Task to carry out: Each record is to be copied exactly, with its pictures left behind.

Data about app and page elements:

+++++

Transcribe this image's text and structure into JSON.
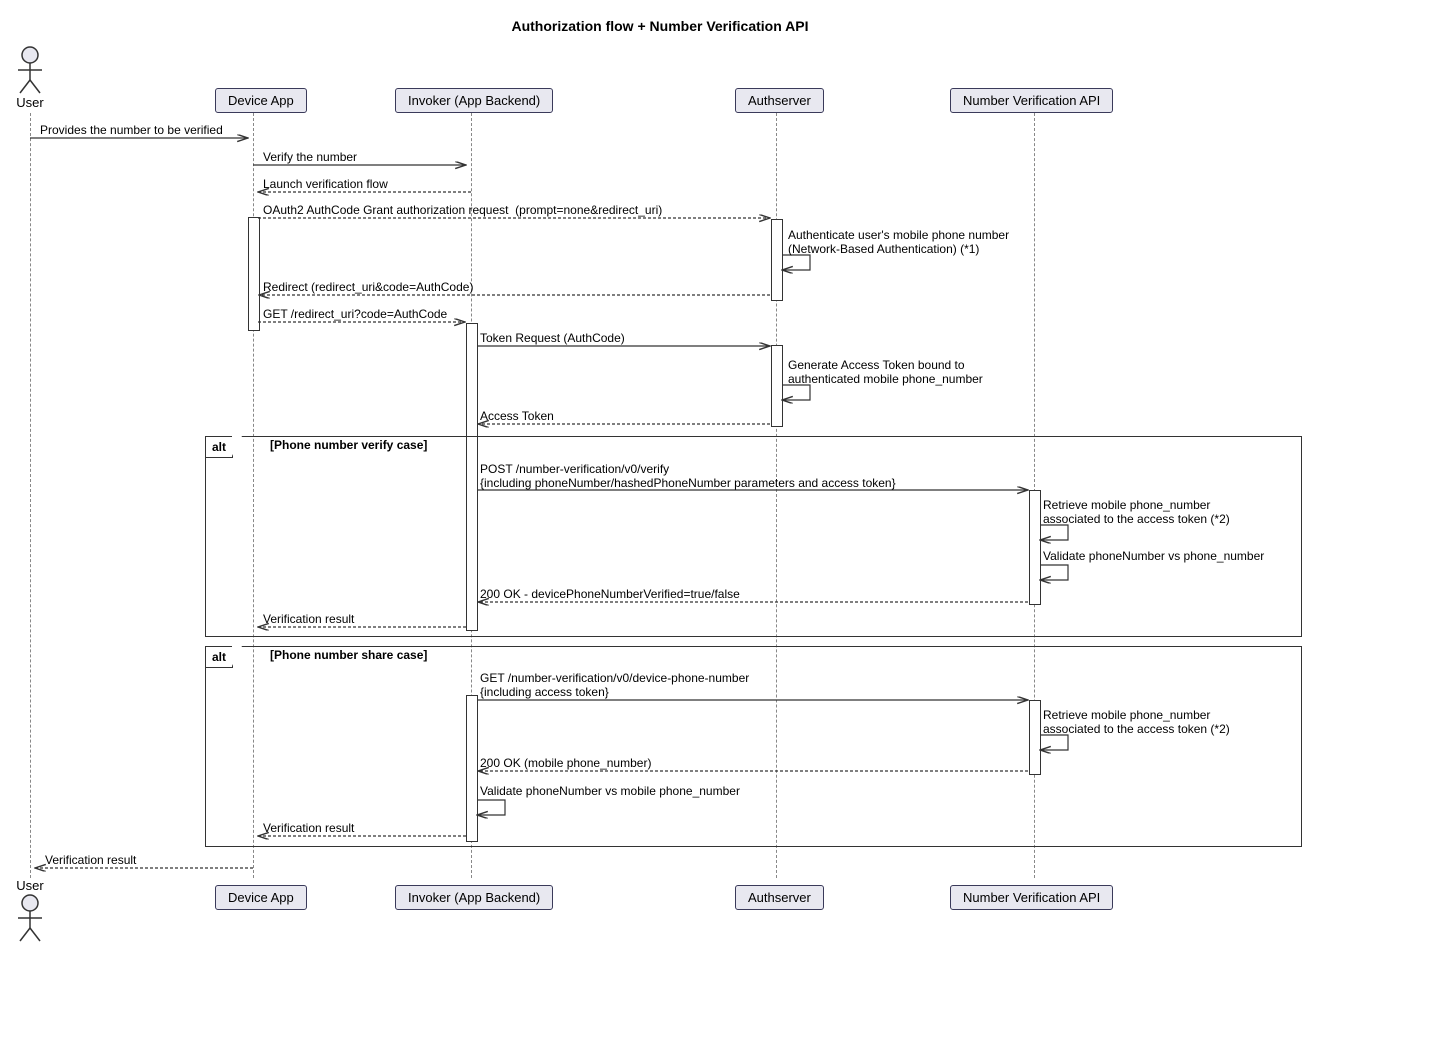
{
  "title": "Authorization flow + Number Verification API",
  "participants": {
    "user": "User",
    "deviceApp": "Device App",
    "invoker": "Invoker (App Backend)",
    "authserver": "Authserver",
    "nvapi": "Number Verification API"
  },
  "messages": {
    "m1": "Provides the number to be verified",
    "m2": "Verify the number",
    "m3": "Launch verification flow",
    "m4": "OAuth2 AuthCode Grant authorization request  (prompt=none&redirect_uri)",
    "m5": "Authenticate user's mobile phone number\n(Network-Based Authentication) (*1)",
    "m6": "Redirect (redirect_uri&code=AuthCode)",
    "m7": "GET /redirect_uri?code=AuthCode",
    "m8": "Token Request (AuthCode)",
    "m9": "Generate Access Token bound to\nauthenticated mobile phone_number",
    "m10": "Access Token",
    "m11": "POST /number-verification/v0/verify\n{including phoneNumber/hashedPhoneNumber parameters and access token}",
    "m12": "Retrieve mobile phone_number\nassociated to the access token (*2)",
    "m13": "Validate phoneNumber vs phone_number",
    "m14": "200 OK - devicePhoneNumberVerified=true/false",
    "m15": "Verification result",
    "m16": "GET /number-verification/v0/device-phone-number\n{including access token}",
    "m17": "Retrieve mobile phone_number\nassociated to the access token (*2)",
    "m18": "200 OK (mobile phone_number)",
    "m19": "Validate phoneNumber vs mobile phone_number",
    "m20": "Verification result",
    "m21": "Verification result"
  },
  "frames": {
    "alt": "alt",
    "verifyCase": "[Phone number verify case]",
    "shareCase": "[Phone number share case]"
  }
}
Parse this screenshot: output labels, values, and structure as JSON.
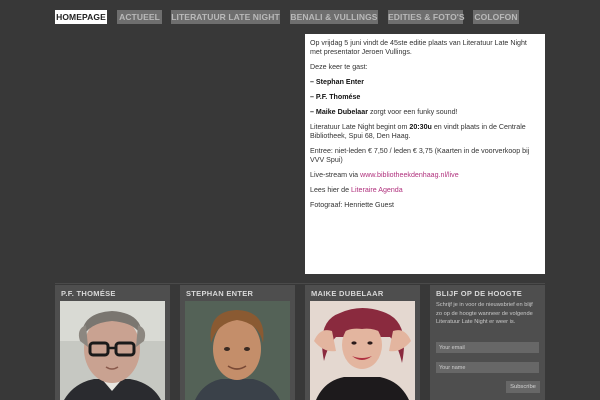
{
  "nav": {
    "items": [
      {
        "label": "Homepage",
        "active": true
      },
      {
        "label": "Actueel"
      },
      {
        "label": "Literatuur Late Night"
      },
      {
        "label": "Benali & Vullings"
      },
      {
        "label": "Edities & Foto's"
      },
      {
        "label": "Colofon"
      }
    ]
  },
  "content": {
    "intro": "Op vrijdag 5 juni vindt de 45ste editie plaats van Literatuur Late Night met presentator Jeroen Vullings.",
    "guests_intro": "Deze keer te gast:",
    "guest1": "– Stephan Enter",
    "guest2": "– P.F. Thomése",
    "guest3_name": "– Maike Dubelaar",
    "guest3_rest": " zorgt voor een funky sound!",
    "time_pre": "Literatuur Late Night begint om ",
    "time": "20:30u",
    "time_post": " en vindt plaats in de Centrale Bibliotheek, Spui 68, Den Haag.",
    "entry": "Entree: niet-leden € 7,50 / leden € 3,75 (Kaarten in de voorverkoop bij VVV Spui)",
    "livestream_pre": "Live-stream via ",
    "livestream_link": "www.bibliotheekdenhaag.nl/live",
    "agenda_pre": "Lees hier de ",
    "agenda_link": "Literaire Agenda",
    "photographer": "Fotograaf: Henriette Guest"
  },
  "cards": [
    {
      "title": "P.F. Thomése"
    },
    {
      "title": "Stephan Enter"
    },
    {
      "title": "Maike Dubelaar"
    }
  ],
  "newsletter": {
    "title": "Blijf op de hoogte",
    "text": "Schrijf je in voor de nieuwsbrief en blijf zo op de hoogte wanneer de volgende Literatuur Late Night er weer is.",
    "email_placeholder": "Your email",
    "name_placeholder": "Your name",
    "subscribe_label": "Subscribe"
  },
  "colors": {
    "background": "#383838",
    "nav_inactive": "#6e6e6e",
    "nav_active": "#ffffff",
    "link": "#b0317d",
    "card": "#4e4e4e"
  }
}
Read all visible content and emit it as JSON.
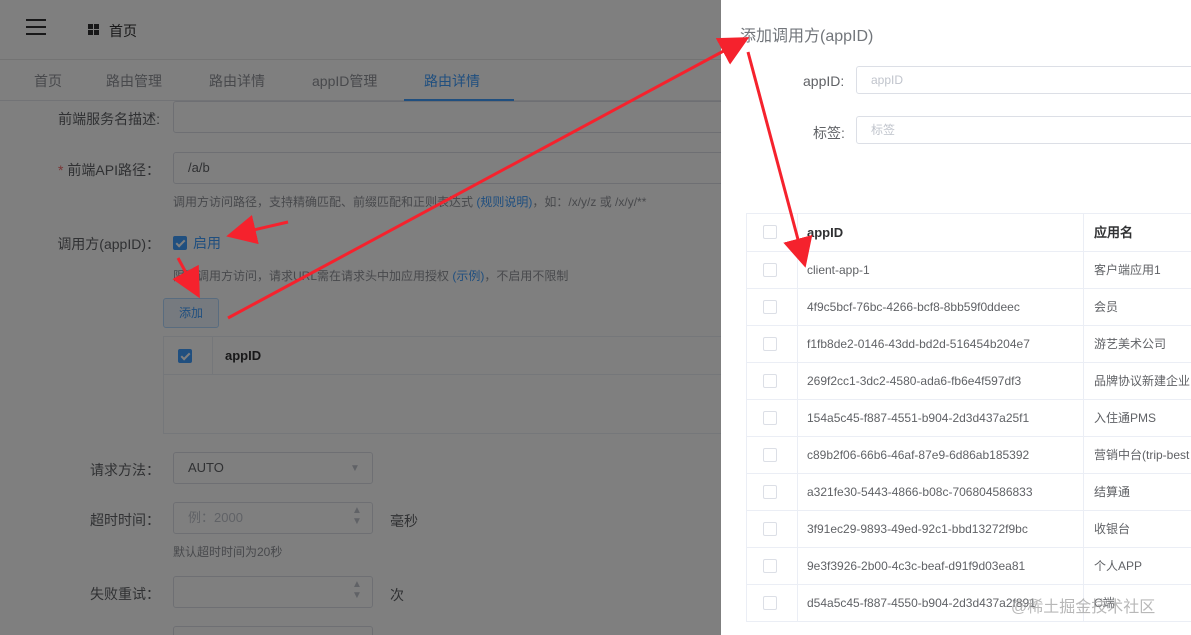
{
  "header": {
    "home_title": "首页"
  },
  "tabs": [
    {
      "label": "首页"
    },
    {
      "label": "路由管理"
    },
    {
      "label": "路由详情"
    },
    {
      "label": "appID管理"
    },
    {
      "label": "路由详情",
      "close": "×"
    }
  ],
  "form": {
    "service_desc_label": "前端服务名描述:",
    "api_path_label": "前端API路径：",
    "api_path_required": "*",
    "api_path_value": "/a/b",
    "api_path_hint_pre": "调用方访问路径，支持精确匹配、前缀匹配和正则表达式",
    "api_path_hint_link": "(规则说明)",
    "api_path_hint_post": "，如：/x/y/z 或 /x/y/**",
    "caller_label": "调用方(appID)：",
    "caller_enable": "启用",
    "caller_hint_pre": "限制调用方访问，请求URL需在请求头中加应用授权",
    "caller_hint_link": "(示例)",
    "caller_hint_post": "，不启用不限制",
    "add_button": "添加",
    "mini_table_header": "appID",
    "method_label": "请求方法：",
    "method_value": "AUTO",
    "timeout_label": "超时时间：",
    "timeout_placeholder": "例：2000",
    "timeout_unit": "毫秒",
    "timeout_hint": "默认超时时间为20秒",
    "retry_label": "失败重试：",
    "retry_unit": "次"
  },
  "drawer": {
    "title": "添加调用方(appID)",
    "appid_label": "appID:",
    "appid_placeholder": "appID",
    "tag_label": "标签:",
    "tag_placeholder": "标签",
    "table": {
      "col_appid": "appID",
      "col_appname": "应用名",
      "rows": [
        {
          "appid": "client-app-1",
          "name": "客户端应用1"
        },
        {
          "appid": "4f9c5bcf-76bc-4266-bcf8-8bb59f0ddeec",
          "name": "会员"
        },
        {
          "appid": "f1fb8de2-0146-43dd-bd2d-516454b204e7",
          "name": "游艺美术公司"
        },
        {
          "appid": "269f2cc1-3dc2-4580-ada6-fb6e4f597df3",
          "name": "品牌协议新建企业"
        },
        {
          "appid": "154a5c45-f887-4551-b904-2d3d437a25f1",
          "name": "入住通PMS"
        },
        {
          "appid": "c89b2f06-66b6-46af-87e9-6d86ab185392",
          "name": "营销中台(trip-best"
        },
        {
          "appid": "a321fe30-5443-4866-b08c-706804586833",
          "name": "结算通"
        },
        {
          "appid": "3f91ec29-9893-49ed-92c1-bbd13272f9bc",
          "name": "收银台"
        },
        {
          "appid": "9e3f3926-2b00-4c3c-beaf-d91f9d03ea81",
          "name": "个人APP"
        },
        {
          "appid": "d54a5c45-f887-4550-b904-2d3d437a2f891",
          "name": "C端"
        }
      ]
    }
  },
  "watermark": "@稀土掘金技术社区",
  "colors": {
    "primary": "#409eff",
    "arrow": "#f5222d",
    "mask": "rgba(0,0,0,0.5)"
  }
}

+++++

Response:
Transcribe this image's text and structure into JSON.
{
  "title": "Authorization flow + Number Verification API",
  "participants": {
    "user": "User",
    "deviceApp": "Device App",
    "invoker": "Invoker (App Backend)",
    "authserver": "Authserver",
    "nvapi": "Number Verification API"
  },
  "messages": {
    "m1": "Provides the number to be verified",
    "m2": "Verify the number",
    "m3": "Launch verification flow",
    "m4": "OAuth2 AuthCode Grant authorization request  (prompt=none&redirect_uri)",
    "m5": "Authenticate user's mobile phone number\n(Network-Based Authentication) (*1)",
    "m6": "Redirect (redirect_uri&code=AuthCode)",
    "m7": "GET /redirect_uri?code=AuthCode",
    "m8": "Token Request (AuthCode)",
    "m9": "Generate Access Token bound to\nauthenticated mobile phone_number",
    "m10": "Access Token",
    "m11": "POST /number-verification/v0/verify\n{including phoneNumber/hashedPhoneNumber parameters and access token}",
    "m12": "Retrieve mobile phone_number\nassociated to the access token (*2)",
    "m13": "Validate phoneNumber vs phone_number",
    "m14": "200 OK - devicePhoneNumberVerified=true/false",
    "m15": "Verification result",
    "m16": "GET /number-verification/v0/device-phone-number\n{including access token}",
    "m17": "Retrieve mobile phone_number\nassociated to the access token (*2)",
    "m18": "200 OK (mobile phone_number)",
    "m19": "Validate phoneNumber vs mobile phone_number",
    "m20": "Verification result",
    "m21": "Verification result"
  },
  "frames": {
    "alt": "alt",
    "verifyCase": "[Phone number verify case]",
    "shareCase": "[Phone number share case]"
  }
}
Parse this screenshot: output labels, values, and structure as JSON.
{
  "nav": {
    "items": [
      {
        "label": "Homepage",
        "active": true
      },
      {
        "label": "Actueel"
      },
      {
        "label": "Literatuur Late Night"
      },
      {
        "label": "Benali & Vullings"
      },
      {
        "label": "Edities & Foto's"
      },
      {
        "label": "Colofon"
      }
    ]
  },
  "content": {
    "intro": "Op vrijdag 5 juni vindt de 45ste editie plaats van Literatuur Late Night met presentator Jeroen Vullings.",
    "guests_intro": "Deze keer te gast:",
    "guest1": "– Stephan Enter",
    "guest2": "– P.F. Thomése",
    "guest3_name": "– Maike Dubelaar",
    "guest3_rest": " zorgt voor een funky sound!",
    "time_pre": "Literatuur Late Night begint om ",
    "time": "20:30u",
    "time_post": " en vindt plaats in de Centrale Bibliotheek, Spui 68, Den Haag.",
    "entry": "Entree: niet-leden € 7,50 / leden € 3,75 (Kaarten in de voorverkoop bij VVV Spui)",
    "livestream_pre": "Live-stream via ",
    "livestream_link": "www.bibliotheekdenhaag.nl/live",
    "agenda_pre": "Lees hier de ",
    "agenda_link": "Literaire Agenda",
    "photographer": "Fotograaf: Henriette Guest"
  },
  "cards": [
    {
      "title": "P.F. Thomése"
    },
    {
      "title": "Stephan Enter"
    },
    {
      "title": "Maike Dubelaar"
    }
  ],
  "newsletter": {
    "title": "Blijf op de hoogte",
    "text": "Schrijf je in voor de nieuwsbrief en blijf zo op de hoogte wanneer de volgende Literatuur Late Night er weer is.",
    "email_placeholder": "Your email",
    "name_placeholder": "Your name",
    "subscribe_label": "Subscribe"
  },
  "colors": {
    "background": "#383838",
    "nav_inactive": "#6e6e6e",
    "nav_active": "#ffffff",
    "link": "#b0317d",
    "card": "#4e4e4e"
  }
}
Read all visible content and emit it as JSON.
{
  "header": {
    "home_title": "首页"
  },
  "tabs": [
    {
      "label": "首页"
    },
    {
      "label": "路由管理"
    },
    {
      "label": "路由详情"
    },
    {
      "label": "appID管理"
    },
    {
      "label": "路由详情",
      "close": "×"
    }
  ],
  "form": {
    "service_desc_label": "前端服务名描述:",
    "api_path_label": "前端API路径：",
    "api_path_required": "*",
    "api_path_value": "/a/b",
    "api_path_hint_pre": "调用方访问路径，支持精确匹配、前缀匹配和正则表达式",
    "api_path_hint_link": "(规则说明)",
    "api_path_hint_post": "，如：/x/y/z 或 /x/y/**",
    "caller_label": "调用方(appID)：",
    "caller_enable": "启用",
    "caller_hint_pre": "限制调用方访问，请求URL需在请求头中加应用授权",
    "caller_hint_link": "(示例)",
    "caller_hint_post": "，不启用不限制",
    "add_button": "添加",
    "mini_table_header": "appID",
    "method_label": "请求方法：",
    "method_value": "AUTO",
    "timeout_label": "超时时间：",
    "timeout_placeholder": "例：2000",
    "timeout_unit": "毫秒",
    "timeout_hint": "默认超时时间为20秒",
    "retry_label": "失败重试：",
    "retry_unit": "次"
  },
  "drawer": {
    "title": "添加调用方(appID)",
    "appid_label": "appID:",
    "appid_placeholder": "appID",
    "tag_label": "标签:",
    "tag_placeholder": "标签",
    "table": {
      "col_appid": "appID",
      "col_appname": "应用名",
      "rows": [
        {
          "appid": "client-app-1",
          "name": "客户端应用1"
        },
        {
          "appid": "4f9c5bcf-76bc-4266-bcf8-8bb59f0ddeec",
          "name": "会员"
        },
        {
          "appid": "f1fb8de2-0146-43dd-bd2d-516454b204e7",
          "name": "游艺美术公司"
        },
        {
          "appid": "269f2cc1-3dc2-4580-ada6-fb6e4f597df3",
          "name": "品牌协议新建企业"
        },
        {
          "appid": "154a5c45-f887-4551-b904-2d3d437a25f1",
          "name": "入住通PMS"
        },
        {
          "appid": "c89b2f06-66b6-46af-87e9-6d86ab185392",
          "name": "营销中台(trip-best"
        },
        {
          "appid": "a321fe30-5443-4866-b08c-706804586833",
          "name": "结算通"
        },
        {
          "appid": "3f91ec29-9893-49ed-92c1-bbd13272f9bc",
          "name": "收银台"
        },
        {
          "appid": "9e3f3926-2b00-4c3c-beaf-d91f9d03ea81",
          "name": "个人APP"
        },
        {
          "appid": "d54a5c45-f887-4550-b904-2d3d437a2f891",
          "name": "C端"
        }
      ]
    }
  },
  "watermark": "@稀土掘金技术社区",
  "colors": {
    "primary": "#409eff",
    "arrow": "#f5222d",
    "mask": "rgba(0,0,0,0.5)"
  }
}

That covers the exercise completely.